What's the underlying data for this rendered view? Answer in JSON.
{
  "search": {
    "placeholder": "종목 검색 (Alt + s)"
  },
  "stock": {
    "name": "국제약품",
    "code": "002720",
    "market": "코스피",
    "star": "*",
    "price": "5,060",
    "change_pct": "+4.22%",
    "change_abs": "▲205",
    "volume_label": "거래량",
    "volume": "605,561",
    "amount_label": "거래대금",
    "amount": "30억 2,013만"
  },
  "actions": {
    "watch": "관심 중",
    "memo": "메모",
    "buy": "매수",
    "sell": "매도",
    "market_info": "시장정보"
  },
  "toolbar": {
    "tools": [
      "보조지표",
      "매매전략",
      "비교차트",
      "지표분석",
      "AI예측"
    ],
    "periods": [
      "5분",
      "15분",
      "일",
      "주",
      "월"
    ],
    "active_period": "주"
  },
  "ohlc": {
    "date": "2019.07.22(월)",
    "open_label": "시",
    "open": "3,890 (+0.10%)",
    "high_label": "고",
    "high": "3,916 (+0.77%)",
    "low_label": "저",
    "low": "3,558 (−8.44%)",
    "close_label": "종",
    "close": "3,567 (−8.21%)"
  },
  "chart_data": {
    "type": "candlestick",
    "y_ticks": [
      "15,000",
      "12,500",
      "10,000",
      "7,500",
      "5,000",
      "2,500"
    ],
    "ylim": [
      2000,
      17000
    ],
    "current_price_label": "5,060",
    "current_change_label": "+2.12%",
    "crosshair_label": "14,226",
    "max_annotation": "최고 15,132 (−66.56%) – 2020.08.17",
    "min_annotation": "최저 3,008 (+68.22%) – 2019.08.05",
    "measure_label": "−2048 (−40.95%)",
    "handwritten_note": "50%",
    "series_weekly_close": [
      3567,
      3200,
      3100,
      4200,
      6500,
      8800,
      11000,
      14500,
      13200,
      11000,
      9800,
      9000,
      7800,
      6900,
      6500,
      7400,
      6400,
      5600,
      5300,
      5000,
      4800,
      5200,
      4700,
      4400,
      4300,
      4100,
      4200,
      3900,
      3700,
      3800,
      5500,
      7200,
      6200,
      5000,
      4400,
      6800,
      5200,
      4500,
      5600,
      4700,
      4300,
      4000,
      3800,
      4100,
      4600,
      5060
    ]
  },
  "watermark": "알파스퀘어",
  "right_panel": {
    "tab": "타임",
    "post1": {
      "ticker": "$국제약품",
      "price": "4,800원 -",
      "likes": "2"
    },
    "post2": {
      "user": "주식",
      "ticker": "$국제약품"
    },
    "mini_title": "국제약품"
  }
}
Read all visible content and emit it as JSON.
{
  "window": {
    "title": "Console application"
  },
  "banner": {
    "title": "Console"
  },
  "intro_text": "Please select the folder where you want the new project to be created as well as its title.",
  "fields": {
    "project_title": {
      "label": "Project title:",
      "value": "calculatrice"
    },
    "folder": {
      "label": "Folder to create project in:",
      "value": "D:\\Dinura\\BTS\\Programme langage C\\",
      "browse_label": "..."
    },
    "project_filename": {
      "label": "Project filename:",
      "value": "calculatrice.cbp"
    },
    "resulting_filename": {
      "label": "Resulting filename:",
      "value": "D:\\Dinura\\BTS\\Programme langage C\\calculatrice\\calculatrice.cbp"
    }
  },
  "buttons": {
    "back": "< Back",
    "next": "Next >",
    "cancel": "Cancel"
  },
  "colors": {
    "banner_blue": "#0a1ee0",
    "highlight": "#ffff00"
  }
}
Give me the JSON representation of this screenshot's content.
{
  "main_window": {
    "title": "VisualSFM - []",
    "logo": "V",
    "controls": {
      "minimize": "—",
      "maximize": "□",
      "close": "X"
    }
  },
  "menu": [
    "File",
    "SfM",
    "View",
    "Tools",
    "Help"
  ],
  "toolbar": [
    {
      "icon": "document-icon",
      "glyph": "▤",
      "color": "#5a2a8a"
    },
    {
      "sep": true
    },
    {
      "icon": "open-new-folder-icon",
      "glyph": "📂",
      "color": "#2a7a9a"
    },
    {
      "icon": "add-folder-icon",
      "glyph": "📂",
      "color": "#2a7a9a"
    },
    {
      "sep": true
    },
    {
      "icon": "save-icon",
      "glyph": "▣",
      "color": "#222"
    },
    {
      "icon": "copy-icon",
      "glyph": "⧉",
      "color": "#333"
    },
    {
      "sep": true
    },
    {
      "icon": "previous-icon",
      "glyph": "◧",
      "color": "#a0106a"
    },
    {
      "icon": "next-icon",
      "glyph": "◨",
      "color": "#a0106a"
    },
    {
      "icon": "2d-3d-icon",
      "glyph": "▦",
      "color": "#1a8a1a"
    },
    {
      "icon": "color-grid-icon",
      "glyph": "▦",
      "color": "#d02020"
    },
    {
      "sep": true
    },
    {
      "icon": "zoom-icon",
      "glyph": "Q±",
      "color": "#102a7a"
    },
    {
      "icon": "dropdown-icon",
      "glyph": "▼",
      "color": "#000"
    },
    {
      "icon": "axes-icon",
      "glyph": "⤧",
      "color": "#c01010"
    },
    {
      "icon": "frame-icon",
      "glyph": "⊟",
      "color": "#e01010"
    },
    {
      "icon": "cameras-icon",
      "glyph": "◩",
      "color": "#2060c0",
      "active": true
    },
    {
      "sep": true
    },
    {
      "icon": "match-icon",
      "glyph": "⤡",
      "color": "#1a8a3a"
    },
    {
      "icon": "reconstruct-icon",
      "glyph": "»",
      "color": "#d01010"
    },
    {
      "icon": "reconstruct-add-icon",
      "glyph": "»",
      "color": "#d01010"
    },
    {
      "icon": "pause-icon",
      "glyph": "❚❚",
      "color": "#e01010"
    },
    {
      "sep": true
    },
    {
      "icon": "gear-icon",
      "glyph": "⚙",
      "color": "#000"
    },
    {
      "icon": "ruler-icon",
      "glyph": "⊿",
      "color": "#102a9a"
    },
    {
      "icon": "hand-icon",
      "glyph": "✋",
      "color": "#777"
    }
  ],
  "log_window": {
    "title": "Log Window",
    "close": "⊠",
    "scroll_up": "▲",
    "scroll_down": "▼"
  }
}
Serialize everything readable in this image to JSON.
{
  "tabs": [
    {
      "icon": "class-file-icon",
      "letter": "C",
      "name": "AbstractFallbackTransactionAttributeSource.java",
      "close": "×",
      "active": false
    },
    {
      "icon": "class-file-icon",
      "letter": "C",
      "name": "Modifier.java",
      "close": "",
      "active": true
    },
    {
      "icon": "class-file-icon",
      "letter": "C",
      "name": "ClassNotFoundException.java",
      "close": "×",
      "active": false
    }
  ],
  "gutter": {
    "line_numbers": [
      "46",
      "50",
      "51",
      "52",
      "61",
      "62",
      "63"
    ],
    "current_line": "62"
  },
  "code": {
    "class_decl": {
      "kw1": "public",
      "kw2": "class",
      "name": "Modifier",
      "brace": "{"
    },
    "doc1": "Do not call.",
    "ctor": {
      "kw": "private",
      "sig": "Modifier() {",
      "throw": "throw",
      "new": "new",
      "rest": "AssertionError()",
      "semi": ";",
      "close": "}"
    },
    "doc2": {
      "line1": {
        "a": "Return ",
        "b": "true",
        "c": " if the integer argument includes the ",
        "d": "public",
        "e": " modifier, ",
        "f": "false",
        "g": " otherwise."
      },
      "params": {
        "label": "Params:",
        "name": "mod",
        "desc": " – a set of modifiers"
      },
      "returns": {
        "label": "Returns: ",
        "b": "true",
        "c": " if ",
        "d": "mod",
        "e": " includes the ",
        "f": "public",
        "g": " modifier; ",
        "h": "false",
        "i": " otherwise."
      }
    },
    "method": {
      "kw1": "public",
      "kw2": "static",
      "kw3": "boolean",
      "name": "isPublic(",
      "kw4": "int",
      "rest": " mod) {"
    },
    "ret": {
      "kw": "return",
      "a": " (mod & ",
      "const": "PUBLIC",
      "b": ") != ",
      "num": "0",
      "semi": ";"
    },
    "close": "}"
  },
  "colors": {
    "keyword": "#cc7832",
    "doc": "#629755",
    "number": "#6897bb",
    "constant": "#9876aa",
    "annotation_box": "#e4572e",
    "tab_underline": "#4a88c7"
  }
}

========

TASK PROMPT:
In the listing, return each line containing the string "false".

ANSWER SECTION:
      "active": false
      "active": false
        "f": "false",
        "h": "false",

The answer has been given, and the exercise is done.